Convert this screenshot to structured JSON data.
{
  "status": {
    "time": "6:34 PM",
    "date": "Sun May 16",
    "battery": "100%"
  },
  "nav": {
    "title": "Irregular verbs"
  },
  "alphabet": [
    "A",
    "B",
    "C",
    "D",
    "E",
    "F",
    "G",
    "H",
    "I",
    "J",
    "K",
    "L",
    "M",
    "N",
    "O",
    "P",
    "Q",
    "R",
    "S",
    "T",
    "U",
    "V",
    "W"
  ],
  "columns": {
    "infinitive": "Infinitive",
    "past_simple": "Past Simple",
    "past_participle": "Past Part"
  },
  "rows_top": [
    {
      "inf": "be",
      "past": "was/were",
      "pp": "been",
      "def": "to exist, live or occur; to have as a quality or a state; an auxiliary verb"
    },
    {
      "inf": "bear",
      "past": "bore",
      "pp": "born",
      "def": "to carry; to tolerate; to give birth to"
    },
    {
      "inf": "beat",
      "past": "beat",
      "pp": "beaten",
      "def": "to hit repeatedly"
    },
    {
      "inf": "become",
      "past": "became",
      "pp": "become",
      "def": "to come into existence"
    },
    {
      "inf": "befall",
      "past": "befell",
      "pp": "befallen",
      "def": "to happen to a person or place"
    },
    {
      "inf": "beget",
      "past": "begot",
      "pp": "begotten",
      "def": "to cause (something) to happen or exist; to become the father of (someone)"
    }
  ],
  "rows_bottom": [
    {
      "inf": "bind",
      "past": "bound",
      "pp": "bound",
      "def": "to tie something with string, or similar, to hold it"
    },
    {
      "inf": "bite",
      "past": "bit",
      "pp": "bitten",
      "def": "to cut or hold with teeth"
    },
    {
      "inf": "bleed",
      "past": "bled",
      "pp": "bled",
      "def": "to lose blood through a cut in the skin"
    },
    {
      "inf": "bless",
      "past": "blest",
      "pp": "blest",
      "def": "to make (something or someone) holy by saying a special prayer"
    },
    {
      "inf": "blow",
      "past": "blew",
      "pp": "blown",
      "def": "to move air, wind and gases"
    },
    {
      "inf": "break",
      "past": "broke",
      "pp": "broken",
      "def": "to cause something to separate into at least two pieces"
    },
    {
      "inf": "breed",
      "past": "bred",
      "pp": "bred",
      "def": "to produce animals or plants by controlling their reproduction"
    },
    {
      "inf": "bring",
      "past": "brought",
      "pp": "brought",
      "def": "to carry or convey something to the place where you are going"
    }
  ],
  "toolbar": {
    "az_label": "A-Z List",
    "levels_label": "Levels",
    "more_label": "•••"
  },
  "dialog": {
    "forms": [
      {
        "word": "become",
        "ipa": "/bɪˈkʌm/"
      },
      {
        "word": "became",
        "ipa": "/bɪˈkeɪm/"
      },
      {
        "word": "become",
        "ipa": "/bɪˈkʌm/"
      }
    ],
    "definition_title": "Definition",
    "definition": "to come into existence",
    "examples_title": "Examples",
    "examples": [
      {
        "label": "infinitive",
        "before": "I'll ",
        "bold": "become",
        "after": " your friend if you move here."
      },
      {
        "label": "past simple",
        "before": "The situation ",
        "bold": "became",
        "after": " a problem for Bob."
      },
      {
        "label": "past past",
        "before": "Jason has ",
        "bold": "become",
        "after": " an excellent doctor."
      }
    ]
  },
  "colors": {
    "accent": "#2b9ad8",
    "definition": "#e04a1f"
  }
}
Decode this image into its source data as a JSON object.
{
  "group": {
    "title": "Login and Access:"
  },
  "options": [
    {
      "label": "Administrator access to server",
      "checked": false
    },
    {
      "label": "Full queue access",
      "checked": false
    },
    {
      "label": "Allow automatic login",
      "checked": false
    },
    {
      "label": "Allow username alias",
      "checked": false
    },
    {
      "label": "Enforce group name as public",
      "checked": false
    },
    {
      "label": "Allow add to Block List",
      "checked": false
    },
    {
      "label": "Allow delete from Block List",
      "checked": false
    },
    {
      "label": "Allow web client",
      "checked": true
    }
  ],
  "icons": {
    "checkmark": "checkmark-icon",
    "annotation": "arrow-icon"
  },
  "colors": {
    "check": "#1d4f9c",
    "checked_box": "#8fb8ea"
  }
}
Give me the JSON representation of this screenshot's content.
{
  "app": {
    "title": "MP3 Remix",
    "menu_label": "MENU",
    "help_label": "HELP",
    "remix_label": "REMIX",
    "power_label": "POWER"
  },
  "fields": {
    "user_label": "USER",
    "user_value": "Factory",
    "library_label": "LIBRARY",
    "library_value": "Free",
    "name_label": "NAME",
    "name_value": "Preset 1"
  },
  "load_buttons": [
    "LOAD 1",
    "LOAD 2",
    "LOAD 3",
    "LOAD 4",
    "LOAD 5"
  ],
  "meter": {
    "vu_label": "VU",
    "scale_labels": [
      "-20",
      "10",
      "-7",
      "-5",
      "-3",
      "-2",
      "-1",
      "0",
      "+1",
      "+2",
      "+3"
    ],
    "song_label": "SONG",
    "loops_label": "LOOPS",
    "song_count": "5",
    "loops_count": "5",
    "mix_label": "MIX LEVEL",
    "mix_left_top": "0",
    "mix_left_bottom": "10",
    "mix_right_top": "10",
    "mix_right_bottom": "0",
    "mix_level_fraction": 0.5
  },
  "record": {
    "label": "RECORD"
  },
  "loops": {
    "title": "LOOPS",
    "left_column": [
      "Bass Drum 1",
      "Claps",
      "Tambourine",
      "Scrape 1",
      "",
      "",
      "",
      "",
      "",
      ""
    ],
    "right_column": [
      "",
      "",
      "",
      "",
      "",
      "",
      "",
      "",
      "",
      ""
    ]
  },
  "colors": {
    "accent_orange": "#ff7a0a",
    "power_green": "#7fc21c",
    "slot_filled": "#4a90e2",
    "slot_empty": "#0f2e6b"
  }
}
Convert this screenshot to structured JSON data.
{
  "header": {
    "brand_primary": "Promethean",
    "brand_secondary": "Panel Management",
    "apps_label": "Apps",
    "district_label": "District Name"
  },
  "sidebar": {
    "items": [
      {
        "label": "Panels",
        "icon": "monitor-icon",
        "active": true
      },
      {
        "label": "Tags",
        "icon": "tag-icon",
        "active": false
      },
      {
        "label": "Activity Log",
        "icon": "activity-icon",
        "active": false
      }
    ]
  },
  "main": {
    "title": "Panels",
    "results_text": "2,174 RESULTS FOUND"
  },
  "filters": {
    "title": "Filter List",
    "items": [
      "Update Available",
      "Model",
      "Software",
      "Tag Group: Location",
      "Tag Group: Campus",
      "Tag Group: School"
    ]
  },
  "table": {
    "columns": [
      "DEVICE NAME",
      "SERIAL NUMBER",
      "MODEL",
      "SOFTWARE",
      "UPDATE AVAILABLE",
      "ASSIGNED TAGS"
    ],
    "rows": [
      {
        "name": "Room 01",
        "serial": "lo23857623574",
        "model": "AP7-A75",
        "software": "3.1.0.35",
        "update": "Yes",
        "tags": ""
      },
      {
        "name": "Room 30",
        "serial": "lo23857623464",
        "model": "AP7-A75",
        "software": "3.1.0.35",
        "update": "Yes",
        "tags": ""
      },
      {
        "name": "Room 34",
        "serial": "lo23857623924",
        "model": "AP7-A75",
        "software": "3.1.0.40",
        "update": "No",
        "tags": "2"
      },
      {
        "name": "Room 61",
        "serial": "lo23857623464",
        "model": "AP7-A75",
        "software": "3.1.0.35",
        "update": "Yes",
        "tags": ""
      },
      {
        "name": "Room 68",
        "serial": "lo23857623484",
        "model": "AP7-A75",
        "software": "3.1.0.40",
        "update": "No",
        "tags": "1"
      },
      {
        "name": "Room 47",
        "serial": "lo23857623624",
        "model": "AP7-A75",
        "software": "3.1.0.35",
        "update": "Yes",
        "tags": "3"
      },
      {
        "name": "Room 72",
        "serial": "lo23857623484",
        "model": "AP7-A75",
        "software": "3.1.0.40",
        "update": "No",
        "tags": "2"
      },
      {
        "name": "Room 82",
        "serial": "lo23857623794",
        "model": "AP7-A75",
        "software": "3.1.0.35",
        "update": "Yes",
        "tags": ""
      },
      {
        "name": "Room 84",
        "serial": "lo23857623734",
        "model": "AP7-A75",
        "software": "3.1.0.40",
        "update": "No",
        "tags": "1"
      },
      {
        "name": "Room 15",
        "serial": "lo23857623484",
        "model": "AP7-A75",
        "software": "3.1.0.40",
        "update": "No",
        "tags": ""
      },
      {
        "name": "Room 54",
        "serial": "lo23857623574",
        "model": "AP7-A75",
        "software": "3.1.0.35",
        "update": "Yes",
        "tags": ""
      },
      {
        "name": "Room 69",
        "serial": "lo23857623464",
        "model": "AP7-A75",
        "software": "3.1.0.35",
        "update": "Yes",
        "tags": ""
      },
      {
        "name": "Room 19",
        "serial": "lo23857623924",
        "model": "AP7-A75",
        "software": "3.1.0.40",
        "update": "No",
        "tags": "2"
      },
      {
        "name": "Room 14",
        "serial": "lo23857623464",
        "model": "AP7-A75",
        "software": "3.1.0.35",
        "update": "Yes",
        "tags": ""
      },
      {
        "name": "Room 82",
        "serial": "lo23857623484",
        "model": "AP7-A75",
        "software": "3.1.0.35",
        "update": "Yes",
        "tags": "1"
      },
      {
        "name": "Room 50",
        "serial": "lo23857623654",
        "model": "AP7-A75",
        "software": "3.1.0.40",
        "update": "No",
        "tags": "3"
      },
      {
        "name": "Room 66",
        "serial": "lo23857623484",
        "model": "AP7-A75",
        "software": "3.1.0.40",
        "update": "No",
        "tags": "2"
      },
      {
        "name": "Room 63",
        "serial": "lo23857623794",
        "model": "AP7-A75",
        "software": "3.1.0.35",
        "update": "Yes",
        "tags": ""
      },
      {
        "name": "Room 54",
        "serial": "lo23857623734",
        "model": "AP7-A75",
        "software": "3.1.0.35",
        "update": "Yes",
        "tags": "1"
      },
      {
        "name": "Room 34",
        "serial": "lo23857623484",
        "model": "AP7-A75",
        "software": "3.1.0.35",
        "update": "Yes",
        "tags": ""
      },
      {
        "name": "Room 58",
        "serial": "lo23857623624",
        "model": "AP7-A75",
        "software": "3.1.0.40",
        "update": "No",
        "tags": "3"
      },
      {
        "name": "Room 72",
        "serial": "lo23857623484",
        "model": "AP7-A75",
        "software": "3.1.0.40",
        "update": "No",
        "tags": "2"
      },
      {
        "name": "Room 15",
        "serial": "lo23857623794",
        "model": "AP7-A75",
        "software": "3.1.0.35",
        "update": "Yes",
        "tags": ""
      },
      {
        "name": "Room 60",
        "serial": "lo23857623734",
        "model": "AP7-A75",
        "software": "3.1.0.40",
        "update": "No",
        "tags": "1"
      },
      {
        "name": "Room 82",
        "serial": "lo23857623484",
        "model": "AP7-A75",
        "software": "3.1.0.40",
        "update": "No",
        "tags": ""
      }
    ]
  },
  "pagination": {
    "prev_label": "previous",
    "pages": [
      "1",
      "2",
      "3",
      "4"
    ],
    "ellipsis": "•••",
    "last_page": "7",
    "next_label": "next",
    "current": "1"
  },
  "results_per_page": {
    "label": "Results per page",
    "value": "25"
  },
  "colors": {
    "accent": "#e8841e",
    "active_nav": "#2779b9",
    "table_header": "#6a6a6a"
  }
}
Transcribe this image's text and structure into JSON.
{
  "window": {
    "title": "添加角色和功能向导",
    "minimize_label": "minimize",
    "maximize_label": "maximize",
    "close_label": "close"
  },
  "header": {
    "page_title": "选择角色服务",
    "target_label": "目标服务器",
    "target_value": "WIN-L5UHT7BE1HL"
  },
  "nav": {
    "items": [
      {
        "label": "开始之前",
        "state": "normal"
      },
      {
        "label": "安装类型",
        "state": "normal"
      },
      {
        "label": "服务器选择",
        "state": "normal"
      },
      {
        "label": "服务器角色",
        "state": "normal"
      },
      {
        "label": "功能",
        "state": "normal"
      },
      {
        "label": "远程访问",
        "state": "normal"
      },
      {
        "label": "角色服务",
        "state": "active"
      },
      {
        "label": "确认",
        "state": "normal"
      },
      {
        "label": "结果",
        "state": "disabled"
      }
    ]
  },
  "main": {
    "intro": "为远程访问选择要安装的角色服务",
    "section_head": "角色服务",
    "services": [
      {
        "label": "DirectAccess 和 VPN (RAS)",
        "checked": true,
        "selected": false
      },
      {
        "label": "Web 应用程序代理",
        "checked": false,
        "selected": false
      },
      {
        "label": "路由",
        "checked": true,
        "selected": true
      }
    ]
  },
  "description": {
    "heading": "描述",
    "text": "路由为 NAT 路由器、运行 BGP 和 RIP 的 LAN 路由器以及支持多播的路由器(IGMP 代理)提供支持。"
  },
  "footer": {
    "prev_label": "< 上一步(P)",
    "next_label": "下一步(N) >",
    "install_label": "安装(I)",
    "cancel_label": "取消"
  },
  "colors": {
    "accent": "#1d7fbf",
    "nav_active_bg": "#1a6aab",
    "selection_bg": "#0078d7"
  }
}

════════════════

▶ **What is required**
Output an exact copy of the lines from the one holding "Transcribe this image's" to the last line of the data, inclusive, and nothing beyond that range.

▶ **Answer space**
Transcribe this image's text and structure into JSON.
{
  "window": {
    "title": "添加角色和功能向导",
    "minimize_label": "minimize",
    "maximize_label": "maximize",
    "close_label": "close"
  },
  "header": {
    "page_title": "选择角色服务",
    "target_label": "目标服务器",
    "target_value": "WIN-L5UHT7BE1HL"
  },
  "nav": {
    "items": [
      {
        "label": "开始之前",
        "state": "normal"
      },
      {
        "label": "安装类型",
        "state": "normal"
      },
      {
        "label": "服务器选择",
        "state": "normal"
      },
      {
        "label": "服务器角色",
        "state": "normal"
      },
      {
        "label": "功能",
        "state": "normal"
      },
      {
        "label": "远程访问",
        "state": "normal"
      },
      {
        "label": "角色服务",
        "state": "active"
      },
      {
        "label": "确认",
        "state": "normal"
      },
      {
        "label": "结果",
        "state": "disabled"
      }
    ]
  },
  "main": {
    "intro": "为远程访问选择要安装的角色服务",
    "section_head": "角色服务",
    "services": [
      {
        "label": "DirectAccess 和 VPN (RAS)",
        "checked": true,
        "selected": false
      },
      {
        "label": "Web 应用程序代理",
        "checked": false,
        "selected": false
      },
      {
        "label": "路由",
        "checked": true,
        "selected": true
      }
    ]
  },
  "description": {
    "heading": "描述",
    "text": "路由为 NAT 路由器、运行 BGP 和 RIP 的 LAN 路由器以及支持多播的路由器(IGMP 代理)提供支持。"
  },
  "footer": {
    "prev_label": "< 上一步(P)",
    "next_label": "下一步(N) >",
    "install_label": "安装(I)",
    "cancel_label": "取消"
  },
  "colors": {
    "accent": "#1d7fbf",
    "nav_active_bg": "#1a6aab",
    "selection_bg": "#0078d7"
  }
}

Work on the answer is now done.